Is your treatment center and hospital  offering “cancer specific” support groups?

   The requirement for the Cancer “Club” is a diagnosis. There is an understanding that protects the privacy and integrity of the members. The “Club” allows the participants “cancer specific” discussions that may help in their decision making. Intimacy and sensitivity reflect some of the most vulnerable interactions within this support group. The conversations are universally human, including spouse and partner relationships, children, grandchildren, friends, medical team, treatment options, treatment side effects, facilities, and daily life functions including fun and travel.

   I am a cancer survivor who will never be cancer free. I have a good quality of life and have lived longer than I expected. Very good doctors are responsible for the medical success but vital to my quality longevity has been cancer specific support groups. Participants can range from 2 or 3 to 10 or more at any scheduled meeting that is in person or virtual.

   What is important after the cancer diagnosis that a medical team can’t be responsible for? What can bring a change in a cancer experience that is one of intelligence, grace and dignity? Cancer treatment is a daunting task for the patient and cancer team. The “secret language” of cancer is an attack on the mind, body and spirit. Is there a place where a cancer survivor is a person and not their diagnosis? The presence of hope can be redefined and sustained through a safe place where “cancer people” can share a non judgemental environment. What does facing cancer alone mean? Alone does not mean supportive doctors and empathetic friends and family. A cancer diagnosis is lonely when you are the only one in your world with it. Support Groups can improve quality of life and survival. Support Groups can reduce anxiety and isolation. They can strengthen survival coping ability. A cancer diagnosis is unique but from treatment to survivorship a cancer specific group can be a  primary source of information and support. This group compliments the medical team who has limited time and resources. 

   A cancer specific group is not one size fits all so it is important to realize you can participate at your comfort zone. I have been a member two groups over five years.
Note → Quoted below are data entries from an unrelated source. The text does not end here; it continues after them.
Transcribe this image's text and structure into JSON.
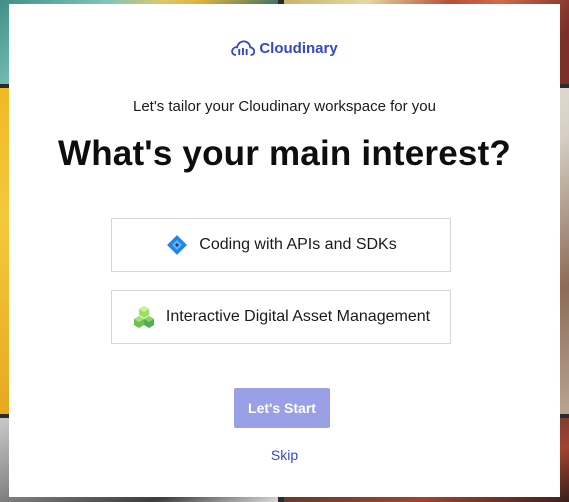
{
  "logo": {
    "text": "Cloudinary",
    "icon": "cloud-icon",
    "color": "#3448c5"
  },
  "subtitle": "Let's tailor your Cloudinary workspace for you",
  "title": "What's your main interest?",
  "options": [
    {
      "label": "Coding with APIs and SDKs",
      "icon": "code-diamond-icon",
      "color": "#1e88e5"
    },
    {
      "label": "Interactive Digital Asset Management",
      "icon": "cubes-icon",
      "color": "#7ed957"
    }
  ],
  "start_button": {
    "label": "Let's Start",
    "color": "#9aa0e6",
    "disabled": true
  },
  "skip_link": {
    "label": "Skip"
  }
}
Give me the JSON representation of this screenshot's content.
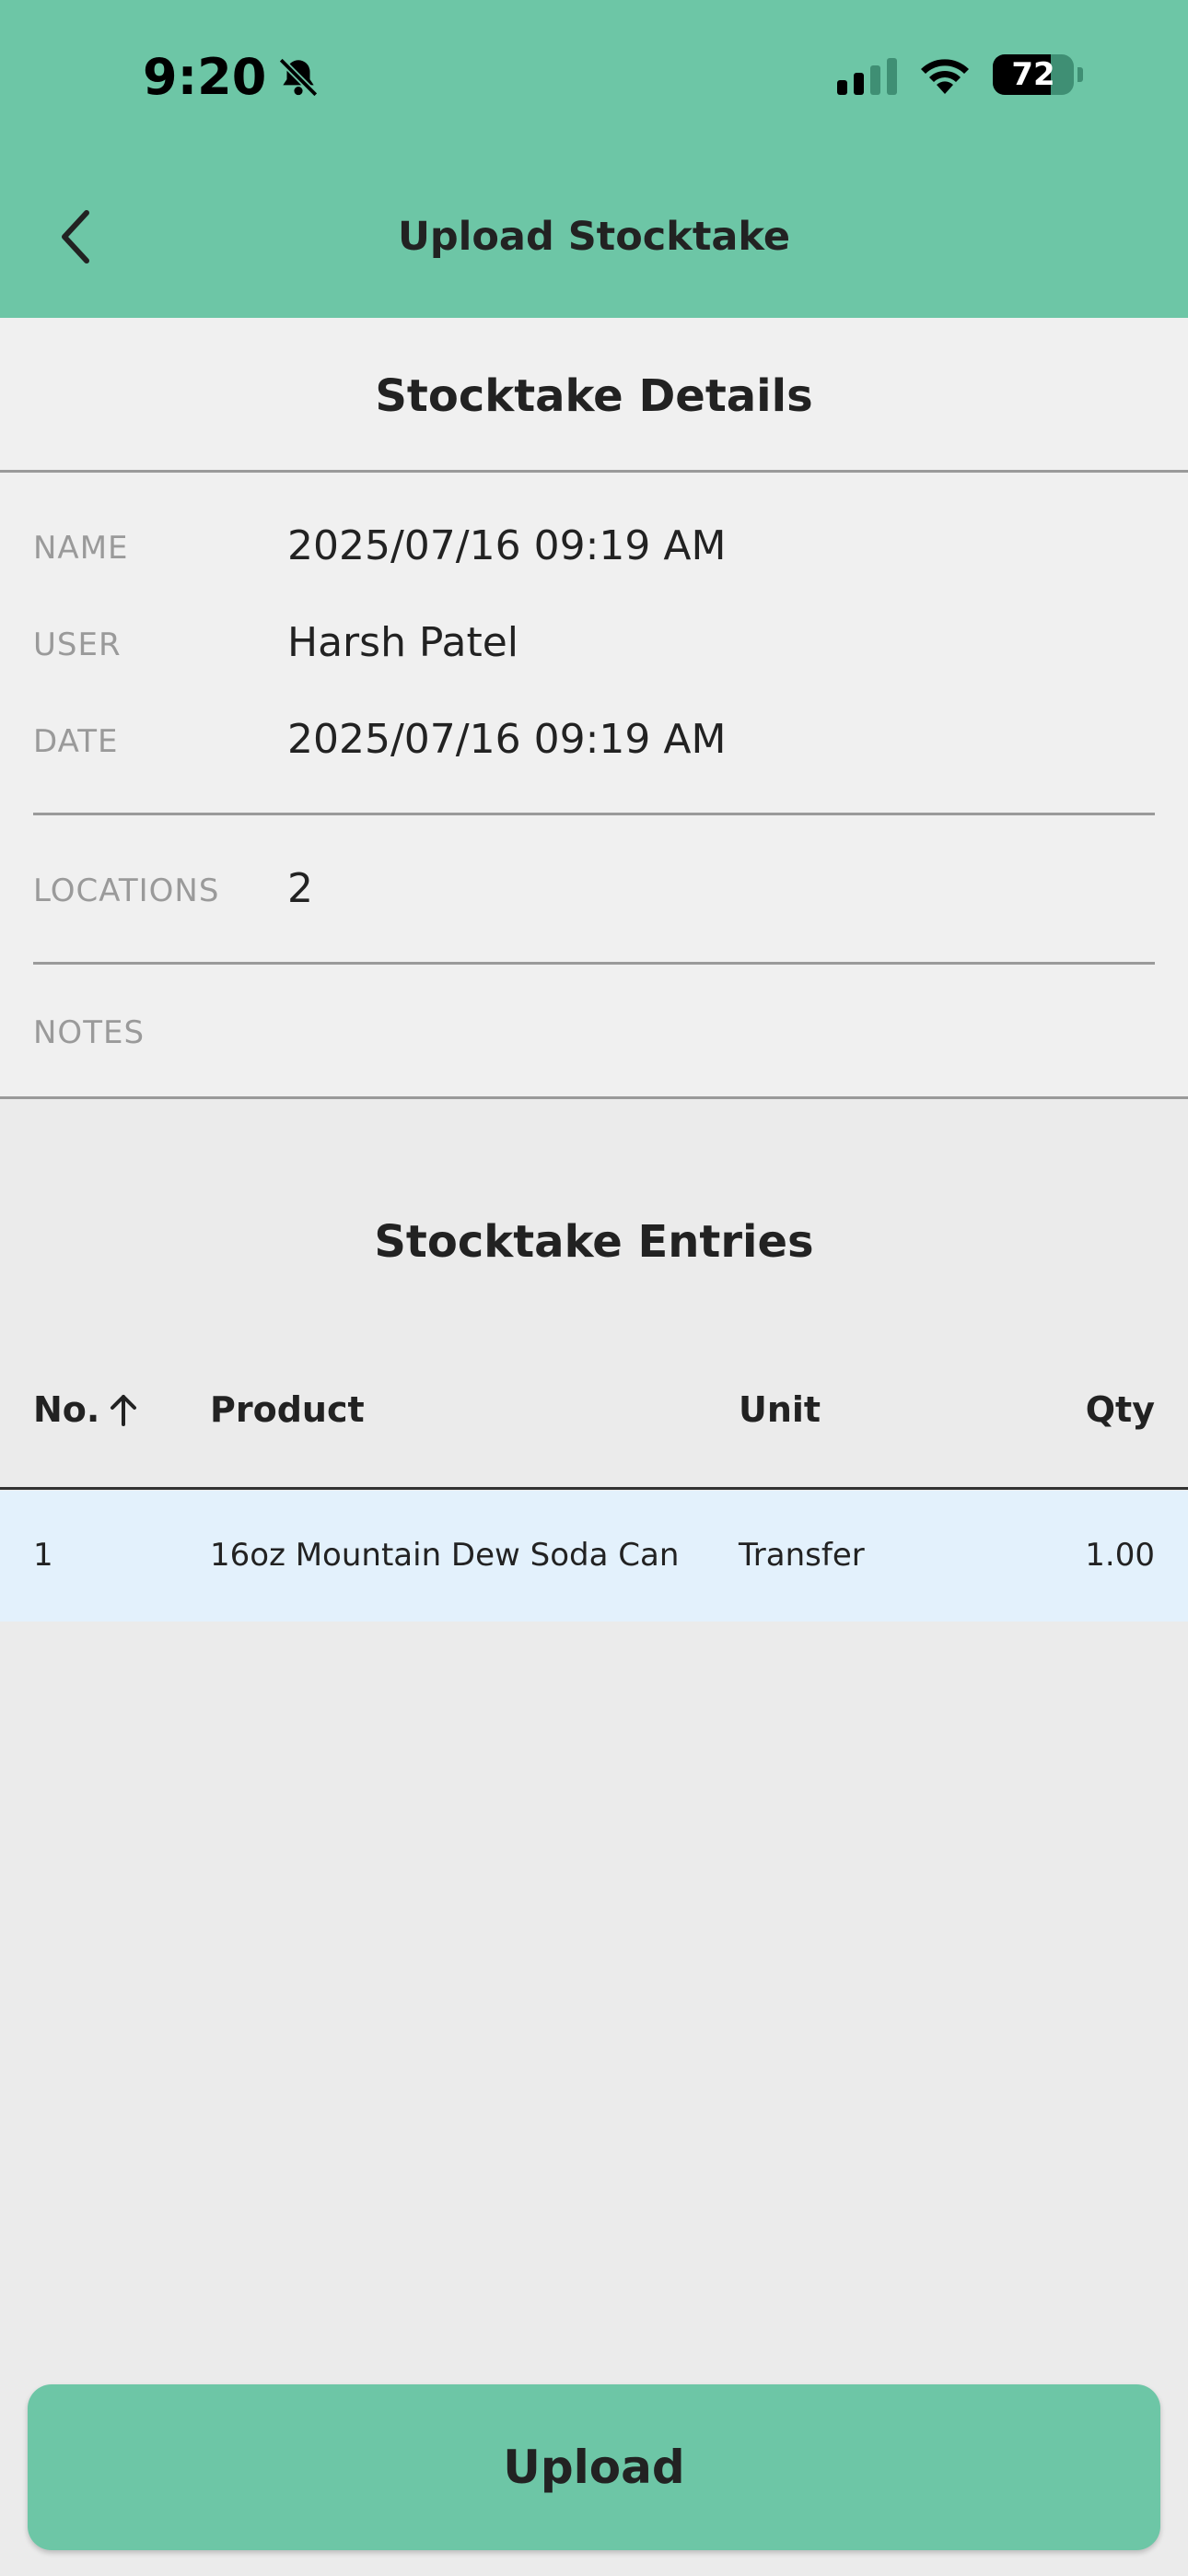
{
  "status_bar": {
    "time": "9:20",
    "battery": "72"
  },
  "nav": {
    "title": "Upload Stocktake"
  },
  "details": {
    "title": "Stocktake Details",
    "name_label": "NAME",
    "name_value": "2025/07/16 09:19 AM",
    "user_label": "USER",
    "user_value": "Harsh Patel",
    "date_label": "DATE",
    "date_value": "2025/07/16 09:19 AM",
    "locations_label": "LOCATIONS",
    "locations_value": "2",
    "notes_label": "NOTES"
  },
  "entries": {
    "title": "Stocktake Entries",
    "columns": {
      "no": "No.",
      "product": "Product",
      "unit": "Unit",
      "qty": "Qty"
    },
    "rows": [
      {
        "no": "1",
        "product": "16oz Mountain Dew Soda Can",
        "unit": "Transfer",
        "qty": "1.00"
      }
    ]
  },
  "actions": {
    "upload_label": "Upload"
  },
  "colors": {
    "accent": "#6dc6a6",
    "row_highlight": "#e3f1fc",
    "background": "#ebebeb"
  }
}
The loss and suffering of members can be difficult but I always felt as a fellow survivor that I was part of something important and beyond my diagnosis.

   The Cancer business model for now and the future must do better for the survivor.